On the vexing problem of whether the Mama Sutra character is based upon a real person, American anarchist Mary Frohman, see Jesse Walker's piece for Reason magazine.  Frohman, by the way, was onetime the lover of prominent science fiction fandom filker Leslie Fish. I tried to find an image of Mary Frohman for this blog posting but I could not. I wrote to Neil Rest, the "real Simon Moon," if he knows whether Mama Sutra was based upon Frohman. He replied, "No clue. I don't know if Mary was in the Siren collective . . . Arlen was, and several others of the circle, and that would make it likelier, but I really don't know. Les Fish might know." He CC'd Fish; no comment from her by press time.

Daniel Pricefixer is an interesting minor character, an intelligent and conscientious detective.
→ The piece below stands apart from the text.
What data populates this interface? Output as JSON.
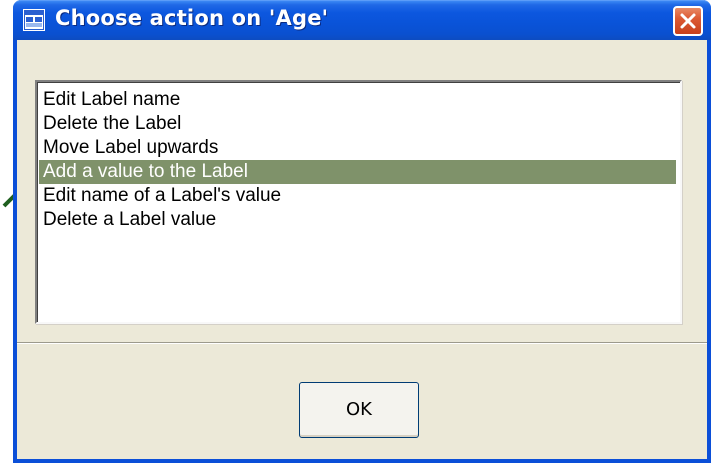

He is, for example, the detective who found the box of memos on the Illuminati.

(Next week: "I'll give it to you raw," Mama Sutra said quietly, page 523, to "What can I do about it?" page 537.)





Sunday, January 25, 2015

More basic income discussion


John Higgs

A couple of articles reinforce the point that a basic income guarantee, once a radical idea discussed only by a few, has entered mainstream discussion.

John Higgs, who has been writing pieces on British politics for UsVsTh3m, has a piece on "Why ‘unconditional basic income for all’ fails the ‘splutter test’ but would liberate the world." John notes, "Variations on the idea have received support from people as different as Thomas Paine, Bertrand Russell and Robert Anton Wilson." Good job of slipping his name in there, John!

Nathan Schneider weighs in with a piece at Vice, "Why the Tech Elite Is Getting Behind Universal Basic Income." Nathan does a good job of naming some of the folks who are interested in the idea and I agree with Nathan that the details matter, although I disagree on whether it is a good idea to take the money from existing welfare programs. I think it is, because it is the only way to have a reasonably generous basic income -- I don't see how it's feasible, in an era of big deficits, to afford a basic income AND the existing welfare system. I do think, though, that a basic income would have to be combined with some sort of national health insurance program.